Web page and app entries
--- --- ---

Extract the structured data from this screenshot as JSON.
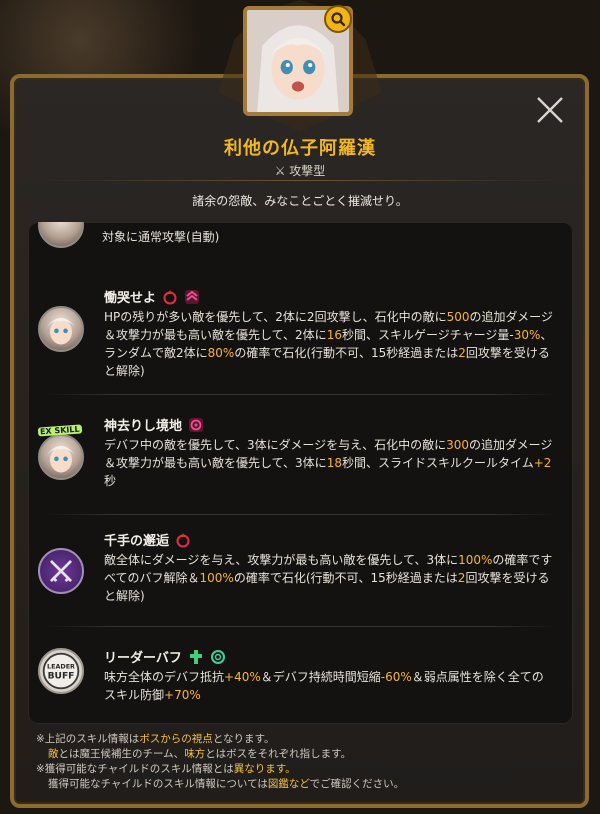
{
  "character": {
    "name": "利他の仏子阿羅漢",
    "type_label": "攻撃型",
    "quote": "諸余の怨敵、みなことごとく摧滅せり。"
  },
  "partial_skill": {
    "desc": "対象に通常攻撃(自動)"
  },
  "skills": [
    {
      "name": "慟哭せよ",
      "tags": [
        "red-drop-icon",
        "pink-chevron-icon"
      ],
      "desc_parts": [
        {
          "t": "HPの残りが多い敵を優先して、2体に2回攻撃し、石化中の敵に"
        },
        {
          "t": "500",
          "h": true
        },
        {
          "t": "の追加ダメージ＆攻撃力が最も高い敵を優先して、2体に"
        },
        {
          "t": "16",
          "h": true
        },
        {
          "t": "秒間、スキルゲージチャージ量-"
        },
        {
          "t": "30%",
          "h": true
        },
        {
          "t": "、ランダムで敵2体に"
        },
        {
          "t": "80%",
          "h": true
        },
        {
          "t": "の確率で石化(行動不可、15秒経過または"
        },
        {
          "t": "2",
          "h": true
        },
        {
          "t": "回攻撃を受けると解除)"
        }
      ]
    },
    {
      "name": "神去りし境地",
      "tags": [
        "pink-target-icon"
      ],
      "ex_tag": "EX SKILL",
      "desc_parts": [
        {
          "t": "デバフ中の敵を優先して、3体にダメージを与え、石化中の敵に"
        },
        {
          "t": "300",
          "h": true
        },
        {
          "t": "の追加ダメージ＆攻撃力が最も高い敵を優先して、3体に"
        },
        {
          "t": "18",
          "h": true
        },
        {
          "t": "秒間、スライドスキルクールタイム"
        },
        {
          "t": "+2",
          "h": true
        },
        {
          "t": "秒"
        }
      ]
    },
    {
      "name": "千手の邂逅",
      "tags": [
        "red-drop-icon"
      ],
      "desc_parts": [
        {
          "t": "敵全体にダメージを与え、攻撃力が最も高い敵を優先して、3体に"
        },
        {
          "t": "100%",
          "h": true
        },
        {
          "t": "の確率ですべてのバフ解除＆"
        },
        {
          "t": "100%",
          "h": true
        },
        {
          "t": "の確率で石化(行動不可、15秒経過または"
        },
        {
          "t": "2",
          "h": true
        },
        {
          "t": "回攻撃を受けると解除)"
        }
      ]
    },
    {
      "name": "リーダーバフ",
      "tags": [
        "green-cross-icon",
        "green-ring-icon"
      ],
      "leader_label_1": "LEADER",
      "leader_label_2": "BUFF",
      "desc_parts": [
        {
          "t": "味方全体のデバフ抵抗"
        },
        {
          "t": "+40%",
          "h": true
        },
        {
          "t": "＆デバフ持続時間短縮"
        },
        {
          "t": "-60%",
          "h": true
        },
        {
          "t": "＆弱点属性を除く全てのスキル防御"
        },
        {
          "t": "+70%",
          "h": true
        }
      ]
    }
  ],
  "footer": {
    "lines": [
      [
        {
          "t": "※上記のスキル情報は"
        },
        {
          "t": "ボスからの視点",
          "h": true
        },
        {
          "t": "となります。"
        }
      ],
      [
        {
          "t": "敵",
          "h": true
        },
        {
          "t": "とは魔王候補生のチーム、"
        },
        {
          "t": "味方",
          "h": true
        },
        {
          "t": "とはボスをそれぞれ指します。"
        }
      ],
      [
        {
          "t": "※獲得可能なチャイルドのスキル情報とは"
        },
        {
          "t": "異なります。",
          "h": true
        }
      ],
      [
        {
          "t": "獲得可能なチャイルドのスキル情報については"
        },
        {
          "t": "図鑑など",
          "h": true
        },
        {
          "t": "でご確認ください。"
        }
      ]
    ]
  },
  "colors": {
    "accent": "#f1b726",
    "highlight": "#f4b43a",
    "frame": "#8a6b34"
  }
}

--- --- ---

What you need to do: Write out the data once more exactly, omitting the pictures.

Exercise result:
Extract the structured data from this screenshot as JSON.
{
  "character": {
    "name": "利他の仏子阿羅漢",
    "type_label": "攻撃型",
    "quote": "諸余の怨敵、みなことごとく摧滅せり。"
  },
  "partial_skill": {
    "desc": "対象に通常攻撃(自動)"
  },
  "skills": [
    {
      "name": "慟哭せよ",
      "tags": [
        "red-drop-icon",
        "pink-chevron-icon"
      ],
      "desc_parts": [
        {
          "t": "HPの残りが多い敵を優先して、2体に2回攻撃し、石化中の敵に"
        },
        {
          "t": "500",
          "h": true
        },
        {
          "t": "の追加ダメージ＆攻撃力が最も高い敵を優先して、2体に"
        },
        {
          "t": "16",
          "h": true
        },
        {
          "t": "秒間、スキルゲージチャージ量-"
        },
        {
          "t": "30%",
          "h": true
        },
        {
          "t": "、ランダムで敵2体に"
        },
        {
          "t": "80%",
          "h": true
        },
        {
          "t": "の確率で石化(行動不可、15秒経過または"
        },
        {
          "t": "2",
          "h": true
        },
        {
          "t": "回攻撃を受けると解除)"
        }
      ]
    },
    {
      "name": "神去りし境地",
      "tags": [
        "pink-target-icon"
      ],
      "ex_tag": "EX SKILL",
      "desc_parts": [
        {
          "t": "デバフ中の敵を優先して、3体にダメージを与え、石化中の敵に"
        },
        {
          "t": "300",
          "h": true
        },
        {
          "t": "の追加ダメージ＆攻撃力が最も高い敵を優先して、3体に"
        },
        {
          "t": "18",
          "h": true
        },
        {
          "t": "秒間、スライドスキルクールタイム"
        },
        {
          "t": "+2",
          "h": true
        },
        {
          "t": "秒"
        }
      ]
    },
    {
      "name": "千手の邂逅",
      "tags": [
        "red-drop-icon"
      ],
      "desc_parts": [
        {
          "t": "敵全体にダメージを与え、攻撃力が最も高い敵を優先して、3体に"
        },
        {
          "t": "100%",
          "h": true
        },
        {
          "t": "の確率ですべてのバフ解除＆"
        },
        {
          "t": "100%",
          "h": true
        },
        {
          "t": "の確率で石化(行動不可、15秒経過または"
        },
        {
          "t": "2",
          "h": true
        },
        {
          "t": "回攻撃を受けると解除)"
        }
      ]
    },
    {
      "name": "リーダーバフ",
      "tags": [
        "green-cross-icon",
        "green-ring-icon"
      ],
      "leader_label_1": "LEADER",
      "leader_label_2": "BUFF",
      "desc_parts": [
        {
          "t": "味方全体のデバフ抵抗"
        },
        {
          "t": "+40%",
          "h": true
        },
        {
          "t": "＆デバフ持続時間短縮"
        },
        {
          "t": "-60%",
          "h": true
        },
        {
          "t": "＆弱点属性を除く全てのスキル防御"
        },
        {
          "t": "+70%",
          "h": true
        }
      ]
    }
  ],
  "footer": {
    "lines": [
      [
        {
          "t": "※上記のスキル情報は"
        },
        {
          "t": "ボスからの視点",
          "h": true
        },
        {
          "t": "となります。"
        }
      ],
      [
        {
          "t": "敵",
          "h": true
        },
        {
          "t": "とは魔王候補生のチーム、"
        },
        {
          "t": "味方",
          "h": true
        },
        {
          "t": "とはボスをそれぞれ指します。"
        }
      ],
      [
        {
          "t": "※獲得可能なチャイルドのスキル情報とは"
        },
        {
          "t": "異なります。",
          "h": true
        }
      ],
      [
        {
          "t": "獲得可能なチャイルドのスキル情報については"
        },
        {
          "t": "図鑑など",
          "h": true
        },
        {
          "t": "でご確認ください。"
        }
      ]
    ]
  },
  "colors": {
    "accent": "#f1b726",
    "highlight": "#f4b43a",
    "frame": "#8a6b34"
  }
}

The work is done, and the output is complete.